Downward facing Dog is the most recognized of all yoga poses. It appears in most styles of yoga as either a strengthening pose, a transition pose, or a resting pose. Getting the alignment right is not only important for your anatomy, it also helps you truly love this pose.
Here are 10 tips to improve your Downward Dog:
- Hands should be shoulder distance apart.
Spread your fingers wide, press firmly through your palms and knuckles and align your wrist crease to the front of the mat. Distribute your weight evenly across your hands.
- Feet are sit-bone or hip distance apart.
Look back and check your feet. If you can see your heels, try turning them out slightly so you can’t see them anymore.
- Activate your arms.
As you press down through your wrists, feel the energy draw back up to activate your arms. Feel as though your thumbs want to draw in magnetically towards each other, which will slightly rotate your forearms inwards, towards each other.
- Neck and head continue along the same line as the spine
The neck is part of the spine and it should follow the same natural line.

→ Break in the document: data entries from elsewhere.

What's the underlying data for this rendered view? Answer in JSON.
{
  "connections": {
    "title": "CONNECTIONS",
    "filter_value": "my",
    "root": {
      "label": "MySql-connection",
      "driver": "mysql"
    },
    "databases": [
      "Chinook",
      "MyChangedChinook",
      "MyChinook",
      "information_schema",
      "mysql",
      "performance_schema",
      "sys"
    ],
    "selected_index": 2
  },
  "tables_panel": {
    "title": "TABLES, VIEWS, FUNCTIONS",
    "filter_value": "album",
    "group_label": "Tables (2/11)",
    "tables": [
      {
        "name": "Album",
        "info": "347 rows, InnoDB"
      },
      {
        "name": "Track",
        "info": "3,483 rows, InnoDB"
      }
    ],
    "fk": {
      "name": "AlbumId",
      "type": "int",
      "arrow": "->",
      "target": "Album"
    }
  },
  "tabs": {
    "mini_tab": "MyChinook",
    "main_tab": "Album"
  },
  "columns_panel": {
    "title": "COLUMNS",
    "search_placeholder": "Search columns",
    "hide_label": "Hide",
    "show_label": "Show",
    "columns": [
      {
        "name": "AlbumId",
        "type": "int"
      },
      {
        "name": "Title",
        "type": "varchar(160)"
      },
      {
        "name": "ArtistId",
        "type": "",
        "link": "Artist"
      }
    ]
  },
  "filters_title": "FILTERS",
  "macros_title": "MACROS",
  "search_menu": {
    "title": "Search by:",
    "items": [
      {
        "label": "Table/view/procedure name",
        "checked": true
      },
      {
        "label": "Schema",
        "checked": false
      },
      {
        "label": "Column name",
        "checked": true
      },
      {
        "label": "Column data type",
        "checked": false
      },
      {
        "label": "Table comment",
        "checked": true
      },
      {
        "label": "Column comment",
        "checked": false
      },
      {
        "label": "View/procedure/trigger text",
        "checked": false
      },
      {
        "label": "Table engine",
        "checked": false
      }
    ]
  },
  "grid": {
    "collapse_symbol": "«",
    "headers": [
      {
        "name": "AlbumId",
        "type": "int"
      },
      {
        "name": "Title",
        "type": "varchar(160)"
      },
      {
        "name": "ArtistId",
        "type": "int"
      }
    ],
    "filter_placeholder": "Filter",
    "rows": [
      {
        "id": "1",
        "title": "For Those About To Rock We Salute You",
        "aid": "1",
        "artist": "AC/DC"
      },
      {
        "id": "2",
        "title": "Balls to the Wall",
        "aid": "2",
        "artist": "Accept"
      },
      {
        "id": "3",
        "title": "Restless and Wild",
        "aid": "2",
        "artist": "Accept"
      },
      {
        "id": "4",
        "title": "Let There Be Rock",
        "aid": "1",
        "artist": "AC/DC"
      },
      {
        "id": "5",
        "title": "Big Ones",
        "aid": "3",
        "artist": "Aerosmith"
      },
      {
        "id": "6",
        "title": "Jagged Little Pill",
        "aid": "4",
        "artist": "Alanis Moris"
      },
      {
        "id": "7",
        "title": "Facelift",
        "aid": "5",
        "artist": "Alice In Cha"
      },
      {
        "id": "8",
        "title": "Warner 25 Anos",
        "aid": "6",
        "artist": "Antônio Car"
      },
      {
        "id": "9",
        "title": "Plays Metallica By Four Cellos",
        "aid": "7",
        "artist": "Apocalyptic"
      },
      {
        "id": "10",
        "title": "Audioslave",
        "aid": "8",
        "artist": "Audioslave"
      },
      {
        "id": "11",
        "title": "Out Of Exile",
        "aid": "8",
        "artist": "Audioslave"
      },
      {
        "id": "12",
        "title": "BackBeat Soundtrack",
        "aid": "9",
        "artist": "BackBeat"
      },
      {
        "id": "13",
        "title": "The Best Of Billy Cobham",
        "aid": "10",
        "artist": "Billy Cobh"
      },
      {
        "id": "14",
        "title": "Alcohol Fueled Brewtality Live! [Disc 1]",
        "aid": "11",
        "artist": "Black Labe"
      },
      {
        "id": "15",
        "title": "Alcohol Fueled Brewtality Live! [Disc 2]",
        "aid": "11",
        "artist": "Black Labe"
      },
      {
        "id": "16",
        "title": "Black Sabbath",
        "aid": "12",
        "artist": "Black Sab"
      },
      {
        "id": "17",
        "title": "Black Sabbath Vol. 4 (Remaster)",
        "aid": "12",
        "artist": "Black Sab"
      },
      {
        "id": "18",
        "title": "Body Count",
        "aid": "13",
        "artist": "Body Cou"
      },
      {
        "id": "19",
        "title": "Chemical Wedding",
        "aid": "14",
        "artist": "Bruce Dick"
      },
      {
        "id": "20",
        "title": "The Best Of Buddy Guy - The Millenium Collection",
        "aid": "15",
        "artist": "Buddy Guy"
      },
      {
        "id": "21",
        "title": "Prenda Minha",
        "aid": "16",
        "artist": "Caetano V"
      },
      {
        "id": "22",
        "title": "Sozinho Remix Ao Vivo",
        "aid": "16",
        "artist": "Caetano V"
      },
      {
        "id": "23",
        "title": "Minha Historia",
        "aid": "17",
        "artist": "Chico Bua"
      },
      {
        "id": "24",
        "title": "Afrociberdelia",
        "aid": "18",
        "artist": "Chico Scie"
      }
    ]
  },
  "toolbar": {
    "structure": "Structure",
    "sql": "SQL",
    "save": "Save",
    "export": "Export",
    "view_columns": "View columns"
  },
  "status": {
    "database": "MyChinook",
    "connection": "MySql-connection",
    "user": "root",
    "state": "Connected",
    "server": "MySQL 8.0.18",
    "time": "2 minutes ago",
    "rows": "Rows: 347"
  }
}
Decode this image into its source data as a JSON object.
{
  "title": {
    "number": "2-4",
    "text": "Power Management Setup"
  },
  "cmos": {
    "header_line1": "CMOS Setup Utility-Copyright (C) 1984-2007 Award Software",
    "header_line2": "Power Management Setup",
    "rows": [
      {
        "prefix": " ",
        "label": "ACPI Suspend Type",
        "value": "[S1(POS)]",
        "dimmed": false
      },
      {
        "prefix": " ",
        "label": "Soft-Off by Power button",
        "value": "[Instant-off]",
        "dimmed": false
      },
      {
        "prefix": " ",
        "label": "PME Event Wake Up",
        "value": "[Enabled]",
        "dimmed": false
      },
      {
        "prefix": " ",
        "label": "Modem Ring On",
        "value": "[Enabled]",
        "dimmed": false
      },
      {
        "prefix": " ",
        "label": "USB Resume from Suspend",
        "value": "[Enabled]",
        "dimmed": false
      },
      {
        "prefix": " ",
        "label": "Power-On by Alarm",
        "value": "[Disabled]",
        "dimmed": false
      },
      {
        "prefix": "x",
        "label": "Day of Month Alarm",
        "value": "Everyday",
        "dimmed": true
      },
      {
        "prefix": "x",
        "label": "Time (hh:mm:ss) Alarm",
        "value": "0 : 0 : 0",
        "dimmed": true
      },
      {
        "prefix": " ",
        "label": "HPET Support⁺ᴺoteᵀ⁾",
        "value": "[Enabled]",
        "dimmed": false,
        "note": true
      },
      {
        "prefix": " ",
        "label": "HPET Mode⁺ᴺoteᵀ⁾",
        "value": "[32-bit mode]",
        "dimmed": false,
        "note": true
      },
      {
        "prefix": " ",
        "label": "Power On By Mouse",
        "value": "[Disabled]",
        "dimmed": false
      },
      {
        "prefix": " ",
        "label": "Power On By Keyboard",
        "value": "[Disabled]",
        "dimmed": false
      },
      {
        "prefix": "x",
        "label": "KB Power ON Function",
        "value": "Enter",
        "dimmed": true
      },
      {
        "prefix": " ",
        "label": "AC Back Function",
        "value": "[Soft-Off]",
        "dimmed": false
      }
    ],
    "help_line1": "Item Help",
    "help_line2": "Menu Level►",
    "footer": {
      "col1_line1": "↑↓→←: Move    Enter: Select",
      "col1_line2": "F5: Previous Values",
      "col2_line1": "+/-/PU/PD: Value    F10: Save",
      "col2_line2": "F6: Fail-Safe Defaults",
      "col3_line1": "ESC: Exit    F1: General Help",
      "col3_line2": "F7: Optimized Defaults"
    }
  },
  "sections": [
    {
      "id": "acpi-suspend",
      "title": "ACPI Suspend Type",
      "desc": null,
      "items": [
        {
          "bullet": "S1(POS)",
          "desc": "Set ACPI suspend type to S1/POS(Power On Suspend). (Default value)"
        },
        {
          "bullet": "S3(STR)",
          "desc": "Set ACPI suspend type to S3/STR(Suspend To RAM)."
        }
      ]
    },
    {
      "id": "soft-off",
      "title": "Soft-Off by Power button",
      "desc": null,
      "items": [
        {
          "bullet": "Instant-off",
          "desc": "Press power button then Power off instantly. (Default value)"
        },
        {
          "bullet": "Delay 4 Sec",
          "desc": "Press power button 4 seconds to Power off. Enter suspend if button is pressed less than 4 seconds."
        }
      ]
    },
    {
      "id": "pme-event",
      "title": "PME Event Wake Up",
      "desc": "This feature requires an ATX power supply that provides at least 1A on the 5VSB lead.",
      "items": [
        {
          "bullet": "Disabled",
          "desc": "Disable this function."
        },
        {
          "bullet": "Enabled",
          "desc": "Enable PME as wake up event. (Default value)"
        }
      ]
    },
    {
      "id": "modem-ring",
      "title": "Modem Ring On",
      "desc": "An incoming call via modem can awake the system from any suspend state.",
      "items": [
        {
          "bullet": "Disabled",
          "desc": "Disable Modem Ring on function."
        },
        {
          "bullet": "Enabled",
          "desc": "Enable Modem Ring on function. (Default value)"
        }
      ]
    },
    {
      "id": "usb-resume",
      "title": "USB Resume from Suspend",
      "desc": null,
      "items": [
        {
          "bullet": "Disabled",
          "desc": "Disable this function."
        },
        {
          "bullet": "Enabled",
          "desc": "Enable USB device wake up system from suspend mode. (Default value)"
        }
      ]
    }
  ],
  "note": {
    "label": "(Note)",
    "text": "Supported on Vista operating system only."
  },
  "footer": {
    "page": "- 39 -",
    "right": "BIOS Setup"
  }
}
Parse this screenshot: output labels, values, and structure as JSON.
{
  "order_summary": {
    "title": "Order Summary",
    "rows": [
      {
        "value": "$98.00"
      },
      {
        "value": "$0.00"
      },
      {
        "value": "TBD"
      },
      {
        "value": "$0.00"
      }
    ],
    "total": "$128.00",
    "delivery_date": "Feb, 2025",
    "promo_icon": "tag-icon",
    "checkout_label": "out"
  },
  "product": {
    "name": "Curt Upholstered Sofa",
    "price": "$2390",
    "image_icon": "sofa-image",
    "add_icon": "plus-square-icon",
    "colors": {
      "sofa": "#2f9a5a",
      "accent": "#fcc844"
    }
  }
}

- Keep strong shoulder blades and broaden across the upper back.
Draw your shoulder blades into your upper back ribs and toward your tailbone. Broaden across your collar bones.
- Engage the lower belly by drawing the navel in towards the spine.
A firm core is key and can help take some weight off from the shoulders and wrists, and back into the legs. Draw the lower ribs in and keep this core activation going throughout the pose.
- Bend knees a little and send the sit-bones and tailbone up and back.
Feel the difference this makes in your spine. If you have tight hamstrings, for the sake of your back you are far better to practice this pose with bent knees rather than force the heels down and compromise length in the spine. Focus first on your spine first, heels down second.
- Inner thighs rotate inwards as you firm the outer thighs.
Do this, and notice how much easier it becomes to lift the sit bones up and back.
- Straighten legs without changing the shape in the spine or pelvis.
Once you’ve reached this point, you can start to press the heels down.
When the muscles in the backs of the legs are ready to lengthen, they’ll lengthen. Be patient.
- To release, exhale as you gently bend your knees and come back to your starting position.